DATASET RECORDS below:

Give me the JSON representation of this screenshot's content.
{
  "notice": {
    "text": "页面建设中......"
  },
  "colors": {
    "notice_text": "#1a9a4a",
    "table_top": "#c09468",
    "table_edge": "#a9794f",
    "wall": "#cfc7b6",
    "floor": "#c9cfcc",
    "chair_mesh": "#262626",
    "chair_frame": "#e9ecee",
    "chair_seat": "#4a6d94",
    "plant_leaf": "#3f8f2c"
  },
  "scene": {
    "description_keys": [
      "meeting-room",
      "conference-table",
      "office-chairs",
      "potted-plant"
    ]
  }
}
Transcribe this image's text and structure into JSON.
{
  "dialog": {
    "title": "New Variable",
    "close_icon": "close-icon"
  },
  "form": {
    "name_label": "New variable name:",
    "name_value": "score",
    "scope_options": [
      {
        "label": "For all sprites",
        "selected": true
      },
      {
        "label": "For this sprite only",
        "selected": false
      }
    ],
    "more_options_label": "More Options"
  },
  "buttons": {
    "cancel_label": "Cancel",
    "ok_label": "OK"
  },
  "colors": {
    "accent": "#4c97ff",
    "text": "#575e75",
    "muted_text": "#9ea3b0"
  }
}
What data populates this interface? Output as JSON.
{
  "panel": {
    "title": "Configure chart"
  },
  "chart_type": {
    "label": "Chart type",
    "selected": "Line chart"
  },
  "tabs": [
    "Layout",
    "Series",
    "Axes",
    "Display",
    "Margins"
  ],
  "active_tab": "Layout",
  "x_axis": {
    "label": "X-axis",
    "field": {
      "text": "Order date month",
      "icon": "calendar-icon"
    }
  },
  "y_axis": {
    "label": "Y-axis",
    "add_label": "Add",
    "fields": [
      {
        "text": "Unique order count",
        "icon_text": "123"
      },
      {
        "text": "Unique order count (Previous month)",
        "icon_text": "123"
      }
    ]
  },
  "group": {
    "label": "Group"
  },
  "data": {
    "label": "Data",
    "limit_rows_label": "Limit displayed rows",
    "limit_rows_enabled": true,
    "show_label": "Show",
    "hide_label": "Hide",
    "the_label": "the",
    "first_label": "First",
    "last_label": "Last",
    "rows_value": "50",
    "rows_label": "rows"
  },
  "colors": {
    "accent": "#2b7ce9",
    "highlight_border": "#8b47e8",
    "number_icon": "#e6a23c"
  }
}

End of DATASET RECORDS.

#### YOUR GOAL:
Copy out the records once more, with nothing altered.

#### YOUR SOLUTION:
Give me the JSON representation of this screenshot's content.
{
  "notice": {
    "text": "页面建设中......"
  },
  "colors": {
    "notice_text": "#1a9a4a",
    "table_top": "#c09468",
    "table_edge": "#a9794f",
    "wall": "#cfc7b6",
    "floor": "#c9cfcc",
    "chair_mesh": "#262626",
    "chair_frame": "#e9ecee",
    "chair_seat": "#4a6d94",
    "plant_leaf": "#3f8f2c"
  },
  "scene": {
    "description_keys": [
      "meeting-room",
      "conference-table",
      "office-chairs",
      "potted-plant"
    ]
  }
}
Transcribe this image's text and structure into JSON.
{
  "dialog": {
    "title": "New Variable",
    "close_icon": "close-icon"
  },
  "form": {
    "name_label": "New variable name:",
    "name_value": "score",
    "scope_options": [
      {
        "label": "For all sprites",
        "selected": true
      },
      {
        "label": "For this sprite only",
        "selected": false
      }
    ],
    "more_options_label": "More Options"
  },
  "buttons": {
    "cancel_label": "Cancel",
    "ok_label": "OK"
  },
  "colors": {
    "accent": "#4c97ff",
    "text": "#575e75",
    "muted_text": "#9ea3b0"
  }
}
What data populates this interface? Output as JSON.
{
  "panel": {
    "title": "Configure chart"
  },
  "chart_type": {
    "label": "Chart type",
    "selected": "Line chart"
  },
  "tabs": [
    "Layout",
    "Series",
    "Axes",
    "Display",
    "Margins"
  ],
  "active_tab": "Layout",
  "x_axis": {
    "label": "X-axis",
    "field": {
      "text": "Order date month",
      "icon": "calendar-icon"
    }
  },
  "y_axis": {
    "label": "Y-axis",
    "add_label": "Add",
    "fields": [
      {
        "text": "Unique order count",
        "icon_text": "123"
      },
      {
        "text": "Unique order count (Previous month)",
        "icon_text": "123"
      }
    ]
  },
  "group": {
    "label": "Group"
  },
  "data": {
    "label": "Data",
    "limit_rows_label": "Limit displayed rows",
    "limit_rows_enabled": true,
    "show_label": "Show",
    "hide_label": "Hide",
    "the_label": "the",
    "first_label": "First",
    "last_label": "Last",
    "rows_value": "50",
    "rows_label": "rows"
  },
  "colors": {
    "accent": "#2b7ce9",
    "highlight_border": "#8b47e8",
    "number_icon": "#e6a23c"
  }
}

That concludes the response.